Trademark delineation agreements are concluded to prevent or resolve disputes between conflicting trademark holders by identifying areas in which trademarks can be used. The authors of this article deal analytically and critically with the jurisprudence and literature relating to the conflict between trademark delimitation agreements and the provisions of the treaty relating to the free movement of goods and competition. They propose that the Commission and the Court of Justice accept delimitation agreements that create fewer trade and competition restrictions than in the absence of the agreement compatible with Article 85 of the EEC Treaty, provided that the restrictions arising from the agreement fall within the specific purpose of the trademarks. Through a highly pedagogical structure, the authors construct the book into four major chapters devoted to the main characteristics of maritime delimitation, general conventional norms, delimitation agreements and judicial contribution to maritime delimitation. 52. As in the case of geographical delimitation, the value of the good if lost is generally low; our comments in paragraph 4 above apply mutatis mutandis. 51. Products reserved for companies X and Company Y do not necessarily have to be similar. Some Member States, including the Benelux countries, also allow a trademark holder to prevent the marketing under its brand of products that do not correspond to those for which the trademark is registered, e.g. B art. 13 A (2) of the single benelux law on trademarks (Eenvormige BenehixMerkenwei). The Trademark Directive (19/104 O.J. L40/I Directive of the Council 1989) authorizes Member States to: provide that „the holder has the right to prevent all third parties who do not have his consent from using, in the course of commercial transactions, a sign which, with or similarly to the mark, unfairly exploits or alters the distinctiveness or reputation of the mark with respect to goods or services that do not resemble those for which the trademark is registered in the Member State and where the use of that sign, without diabolical grounds, exploits or alters the distinctiveness or reputation of the mark in an unfair manner“ (Article 5, paragraph 2).

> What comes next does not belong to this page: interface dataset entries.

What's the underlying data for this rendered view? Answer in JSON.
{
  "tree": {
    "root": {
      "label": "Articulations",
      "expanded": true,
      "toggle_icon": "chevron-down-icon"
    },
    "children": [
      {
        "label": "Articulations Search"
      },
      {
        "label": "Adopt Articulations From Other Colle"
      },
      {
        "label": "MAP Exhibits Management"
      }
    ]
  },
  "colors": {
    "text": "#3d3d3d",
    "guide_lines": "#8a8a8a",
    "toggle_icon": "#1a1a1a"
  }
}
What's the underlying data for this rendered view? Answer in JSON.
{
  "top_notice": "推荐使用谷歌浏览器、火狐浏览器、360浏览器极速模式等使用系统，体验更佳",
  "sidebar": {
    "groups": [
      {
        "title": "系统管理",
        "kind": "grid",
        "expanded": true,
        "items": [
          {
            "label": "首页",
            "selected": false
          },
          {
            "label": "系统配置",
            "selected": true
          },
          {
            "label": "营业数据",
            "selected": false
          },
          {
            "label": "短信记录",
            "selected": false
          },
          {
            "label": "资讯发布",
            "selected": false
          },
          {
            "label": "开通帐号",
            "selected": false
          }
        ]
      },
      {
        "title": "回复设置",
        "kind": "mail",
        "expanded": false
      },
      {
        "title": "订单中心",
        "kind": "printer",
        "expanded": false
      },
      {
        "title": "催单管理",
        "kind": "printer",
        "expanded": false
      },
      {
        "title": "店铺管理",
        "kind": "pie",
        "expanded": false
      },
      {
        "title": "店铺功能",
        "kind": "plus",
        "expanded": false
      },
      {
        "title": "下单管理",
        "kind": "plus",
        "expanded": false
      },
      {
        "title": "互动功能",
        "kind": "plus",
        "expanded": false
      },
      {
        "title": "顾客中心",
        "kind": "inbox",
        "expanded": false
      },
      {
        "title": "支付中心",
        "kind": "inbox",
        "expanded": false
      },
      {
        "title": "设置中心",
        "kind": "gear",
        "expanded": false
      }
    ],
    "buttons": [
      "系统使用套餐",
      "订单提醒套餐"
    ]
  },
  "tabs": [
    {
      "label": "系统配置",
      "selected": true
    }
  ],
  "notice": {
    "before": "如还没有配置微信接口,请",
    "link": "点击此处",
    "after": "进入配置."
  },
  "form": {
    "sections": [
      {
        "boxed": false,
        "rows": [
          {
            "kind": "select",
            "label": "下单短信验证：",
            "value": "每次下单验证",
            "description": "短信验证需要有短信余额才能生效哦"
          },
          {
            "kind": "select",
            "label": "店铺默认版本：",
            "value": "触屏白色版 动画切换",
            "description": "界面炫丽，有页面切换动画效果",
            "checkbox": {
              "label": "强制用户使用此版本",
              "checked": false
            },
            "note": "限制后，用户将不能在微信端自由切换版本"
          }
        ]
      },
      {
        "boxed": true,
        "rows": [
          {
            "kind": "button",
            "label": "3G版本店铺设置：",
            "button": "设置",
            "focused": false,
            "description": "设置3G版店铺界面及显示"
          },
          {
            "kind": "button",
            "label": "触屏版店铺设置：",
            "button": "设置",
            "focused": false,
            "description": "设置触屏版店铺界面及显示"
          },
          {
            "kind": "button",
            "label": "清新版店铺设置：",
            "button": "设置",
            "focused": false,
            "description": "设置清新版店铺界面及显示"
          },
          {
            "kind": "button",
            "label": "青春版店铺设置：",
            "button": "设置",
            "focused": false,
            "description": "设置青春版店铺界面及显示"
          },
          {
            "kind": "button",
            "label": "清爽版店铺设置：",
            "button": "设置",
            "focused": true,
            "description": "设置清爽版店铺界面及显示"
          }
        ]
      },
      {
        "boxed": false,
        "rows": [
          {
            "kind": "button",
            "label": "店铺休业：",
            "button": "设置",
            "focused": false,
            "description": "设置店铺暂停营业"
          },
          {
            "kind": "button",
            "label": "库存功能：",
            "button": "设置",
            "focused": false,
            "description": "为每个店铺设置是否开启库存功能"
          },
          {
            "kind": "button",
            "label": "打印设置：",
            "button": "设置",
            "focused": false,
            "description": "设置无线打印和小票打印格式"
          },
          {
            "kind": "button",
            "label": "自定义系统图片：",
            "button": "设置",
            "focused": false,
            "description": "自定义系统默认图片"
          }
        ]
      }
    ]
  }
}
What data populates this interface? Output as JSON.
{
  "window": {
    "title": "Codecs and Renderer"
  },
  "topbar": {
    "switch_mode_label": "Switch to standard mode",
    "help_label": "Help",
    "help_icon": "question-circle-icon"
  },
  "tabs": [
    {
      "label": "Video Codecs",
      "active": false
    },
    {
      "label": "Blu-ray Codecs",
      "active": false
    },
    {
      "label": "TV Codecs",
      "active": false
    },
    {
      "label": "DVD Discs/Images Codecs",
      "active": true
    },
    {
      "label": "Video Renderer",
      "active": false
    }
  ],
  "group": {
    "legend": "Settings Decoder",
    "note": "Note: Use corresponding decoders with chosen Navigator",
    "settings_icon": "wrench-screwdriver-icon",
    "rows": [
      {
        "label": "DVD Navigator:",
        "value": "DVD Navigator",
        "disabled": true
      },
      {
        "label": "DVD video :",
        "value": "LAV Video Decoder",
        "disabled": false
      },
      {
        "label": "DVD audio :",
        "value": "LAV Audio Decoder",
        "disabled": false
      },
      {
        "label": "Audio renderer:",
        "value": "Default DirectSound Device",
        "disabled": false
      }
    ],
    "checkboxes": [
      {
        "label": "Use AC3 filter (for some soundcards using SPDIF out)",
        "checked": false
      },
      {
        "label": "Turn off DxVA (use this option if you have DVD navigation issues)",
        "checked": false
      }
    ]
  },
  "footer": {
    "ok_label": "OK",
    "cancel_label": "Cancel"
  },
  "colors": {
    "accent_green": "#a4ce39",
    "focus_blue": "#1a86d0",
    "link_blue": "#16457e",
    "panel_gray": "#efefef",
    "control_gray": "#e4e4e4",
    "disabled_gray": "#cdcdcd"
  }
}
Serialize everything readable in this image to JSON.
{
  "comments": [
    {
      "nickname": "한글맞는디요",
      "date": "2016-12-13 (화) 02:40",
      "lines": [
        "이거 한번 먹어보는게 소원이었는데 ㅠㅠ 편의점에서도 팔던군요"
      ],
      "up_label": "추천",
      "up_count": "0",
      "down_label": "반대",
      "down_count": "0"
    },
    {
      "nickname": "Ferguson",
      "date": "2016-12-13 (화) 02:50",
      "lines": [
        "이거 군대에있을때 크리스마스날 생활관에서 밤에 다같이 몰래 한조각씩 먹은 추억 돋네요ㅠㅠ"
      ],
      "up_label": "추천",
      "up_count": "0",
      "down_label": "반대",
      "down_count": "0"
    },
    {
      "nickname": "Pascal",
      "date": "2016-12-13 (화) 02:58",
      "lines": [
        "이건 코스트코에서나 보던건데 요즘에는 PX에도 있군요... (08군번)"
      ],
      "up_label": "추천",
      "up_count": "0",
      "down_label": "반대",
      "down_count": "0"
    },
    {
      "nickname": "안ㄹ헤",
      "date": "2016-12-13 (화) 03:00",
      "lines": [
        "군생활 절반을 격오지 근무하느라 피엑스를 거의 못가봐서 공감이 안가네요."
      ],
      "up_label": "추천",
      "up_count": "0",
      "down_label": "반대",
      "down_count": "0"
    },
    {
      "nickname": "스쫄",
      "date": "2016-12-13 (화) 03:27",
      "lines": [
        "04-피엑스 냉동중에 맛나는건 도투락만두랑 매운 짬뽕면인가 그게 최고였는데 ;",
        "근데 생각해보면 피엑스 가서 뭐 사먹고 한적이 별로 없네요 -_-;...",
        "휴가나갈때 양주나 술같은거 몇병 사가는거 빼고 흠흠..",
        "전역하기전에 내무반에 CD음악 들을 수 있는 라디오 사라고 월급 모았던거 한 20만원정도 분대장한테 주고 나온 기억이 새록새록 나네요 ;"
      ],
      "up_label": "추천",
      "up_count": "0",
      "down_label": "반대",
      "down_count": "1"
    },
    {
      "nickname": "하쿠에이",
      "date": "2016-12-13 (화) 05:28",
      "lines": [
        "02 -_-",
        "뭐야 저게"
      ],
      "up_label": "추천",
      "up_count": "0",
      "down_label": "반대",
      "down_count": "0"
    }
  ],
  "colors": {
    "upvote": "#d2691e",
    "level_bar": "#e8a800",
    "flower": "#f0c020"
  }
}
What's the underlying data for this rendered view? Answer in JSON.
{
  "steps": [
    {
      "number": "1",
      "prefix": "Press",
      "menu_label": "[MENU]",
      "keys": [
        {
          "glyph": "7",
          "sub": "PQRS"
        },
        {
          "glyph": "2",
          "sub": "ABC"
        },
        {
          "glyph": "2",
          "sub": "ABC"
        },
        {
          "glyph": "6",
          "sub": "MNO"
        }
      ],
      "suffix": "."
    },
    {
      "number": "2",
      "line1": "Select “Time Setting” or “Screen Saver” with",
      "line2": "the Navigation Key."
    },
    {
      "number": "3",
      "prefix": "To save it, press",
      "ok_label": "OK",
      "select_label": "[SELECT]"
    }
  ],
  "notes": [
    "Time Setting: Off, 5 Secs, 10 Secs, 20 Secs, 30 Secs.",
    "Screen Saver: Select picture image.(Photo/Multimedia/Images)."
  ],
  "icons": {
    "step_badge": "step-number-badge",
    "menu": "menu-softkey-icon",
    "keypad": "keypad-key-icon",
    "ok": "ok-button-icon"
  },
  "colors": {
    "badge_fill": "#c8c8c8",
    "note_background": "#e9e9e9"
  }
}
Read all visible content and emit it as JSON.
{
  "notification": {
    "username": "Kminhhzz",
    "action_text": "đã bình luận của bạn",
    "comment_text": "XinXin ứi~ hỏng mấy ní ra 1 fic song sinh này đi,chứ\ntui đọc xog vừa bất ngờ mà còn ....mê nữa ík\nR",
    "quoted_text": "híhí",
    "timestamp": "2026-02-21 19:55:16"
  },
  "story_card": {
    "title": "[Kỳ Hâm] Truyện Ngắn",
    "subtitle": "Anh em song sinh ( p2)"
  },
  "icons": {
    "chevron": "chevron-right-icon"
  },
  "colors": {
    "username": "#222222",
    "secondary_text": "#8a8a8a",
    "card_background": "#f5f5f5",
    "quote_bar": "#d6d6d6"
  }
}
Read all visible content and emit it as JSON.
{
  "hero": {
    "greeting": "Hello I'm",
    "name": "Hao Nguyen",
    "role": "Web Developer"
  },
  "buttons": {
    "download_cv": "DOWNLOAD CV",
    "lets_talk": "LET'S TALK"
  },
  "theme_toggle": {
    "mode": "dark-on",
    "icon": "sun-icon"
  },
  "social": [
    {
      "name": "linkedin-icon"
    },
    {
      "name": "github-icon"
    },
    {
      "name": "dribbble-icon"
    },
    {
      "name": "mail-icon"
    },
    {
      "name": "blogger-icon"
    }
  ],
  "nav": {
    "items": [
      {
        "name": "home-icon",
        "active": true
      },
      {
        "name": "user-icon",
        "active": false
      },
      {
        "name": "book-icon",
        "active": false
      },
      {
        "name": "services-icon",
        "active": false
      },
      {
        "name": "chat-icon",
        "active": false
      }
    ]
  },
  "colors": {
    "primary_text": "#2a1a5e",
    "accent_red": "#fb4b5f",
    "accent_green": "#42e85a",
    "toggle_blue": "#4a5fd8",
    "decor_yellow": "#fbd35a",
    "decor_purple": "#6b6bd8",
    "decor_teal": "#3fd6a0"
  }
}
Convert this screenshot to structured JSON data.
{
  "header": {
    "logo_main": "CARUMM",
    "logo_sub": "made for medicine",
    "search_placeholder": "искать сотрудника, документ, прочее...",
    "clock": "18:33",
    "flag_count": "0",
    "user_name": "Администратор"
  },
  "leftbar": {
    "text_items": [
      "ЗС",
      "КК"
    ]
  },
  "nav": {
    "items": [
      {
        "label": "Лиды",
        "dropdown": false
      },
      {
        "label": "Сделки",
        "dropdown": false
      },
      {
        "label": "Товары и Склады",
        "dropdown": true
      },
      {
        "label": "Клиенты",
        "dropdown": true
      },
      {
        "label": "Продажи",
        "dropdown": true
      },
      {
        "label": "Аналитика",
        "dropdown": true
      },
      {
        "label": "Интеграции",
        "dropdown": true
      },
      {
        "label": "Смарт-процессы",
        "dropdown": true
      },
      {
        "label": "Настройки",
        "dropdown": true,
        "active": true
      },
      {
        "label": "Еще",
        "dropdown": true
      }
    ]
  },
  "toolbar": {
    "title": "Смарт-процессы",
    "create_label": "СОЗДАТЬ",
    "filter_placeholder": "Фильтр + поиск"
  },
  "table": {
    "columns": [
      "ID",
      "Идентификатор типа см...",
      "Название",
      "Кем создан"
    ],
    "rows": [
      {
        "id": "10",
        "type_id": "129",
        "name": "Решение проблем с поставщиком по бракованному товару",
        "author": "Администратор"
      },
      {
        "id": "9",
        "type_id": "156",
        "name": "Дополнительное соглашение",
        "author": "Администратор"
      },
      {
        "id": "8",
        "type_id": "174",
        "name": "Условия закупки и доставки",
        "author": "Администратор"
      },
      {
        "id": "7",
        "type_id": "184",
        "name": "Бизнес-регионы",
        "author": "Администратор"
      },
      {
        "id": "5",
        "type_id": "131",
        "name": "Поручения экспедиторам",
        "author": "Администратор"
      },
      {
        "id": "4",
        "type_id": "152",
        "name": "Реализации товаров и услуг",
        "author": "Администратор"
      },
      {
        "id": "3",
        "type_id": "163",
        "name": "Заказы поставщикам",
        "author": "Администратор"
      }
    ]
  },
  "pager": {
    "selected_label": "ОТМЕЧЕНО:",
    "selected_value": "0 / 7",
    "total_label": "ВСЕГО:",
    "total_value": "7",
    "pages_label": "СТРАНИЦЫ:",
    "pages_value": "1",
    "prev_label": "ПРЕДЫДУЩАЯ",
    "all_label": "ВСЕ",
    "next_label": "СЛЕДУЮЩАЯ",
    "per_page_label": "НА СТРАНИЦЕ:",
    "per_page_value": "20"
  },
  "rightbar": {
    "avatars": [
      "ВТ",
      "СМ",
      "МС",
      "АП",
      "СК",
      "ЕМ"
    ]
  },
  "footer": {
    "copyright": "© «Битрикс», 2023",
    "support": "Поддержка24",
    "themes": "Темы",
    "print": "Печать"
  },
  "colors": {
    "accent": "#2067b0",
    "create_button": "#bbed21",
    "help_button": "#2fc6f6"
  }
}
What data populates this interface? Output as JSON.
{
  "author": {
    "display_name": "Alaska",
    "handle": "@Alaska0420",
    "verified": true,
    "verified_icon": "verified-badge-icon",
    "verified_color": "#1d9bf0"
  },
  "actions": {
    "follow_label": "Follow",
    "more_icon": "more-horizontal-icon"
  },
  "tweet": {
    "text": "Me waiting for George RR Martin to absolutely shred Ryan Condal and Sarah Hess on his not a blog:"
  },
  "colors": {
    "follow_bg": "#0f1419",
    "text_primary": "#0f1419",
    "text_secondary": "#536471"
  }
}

The same provision was included in the Council`s amended proposal for a regulation on the Community Mark (Com (84) 470 final). The delimitation agreements reviewed by the Commission and the ECJ addressed all risks of confusion (alleged) between trademarks used for similar products (with the exception of Hershey/Herschi). However, we believe that the principles developed in these cases could, mutatis mutandis, apply to delimitation agreements that eliminate a risk of dilution associated with the use of similar brands for different products.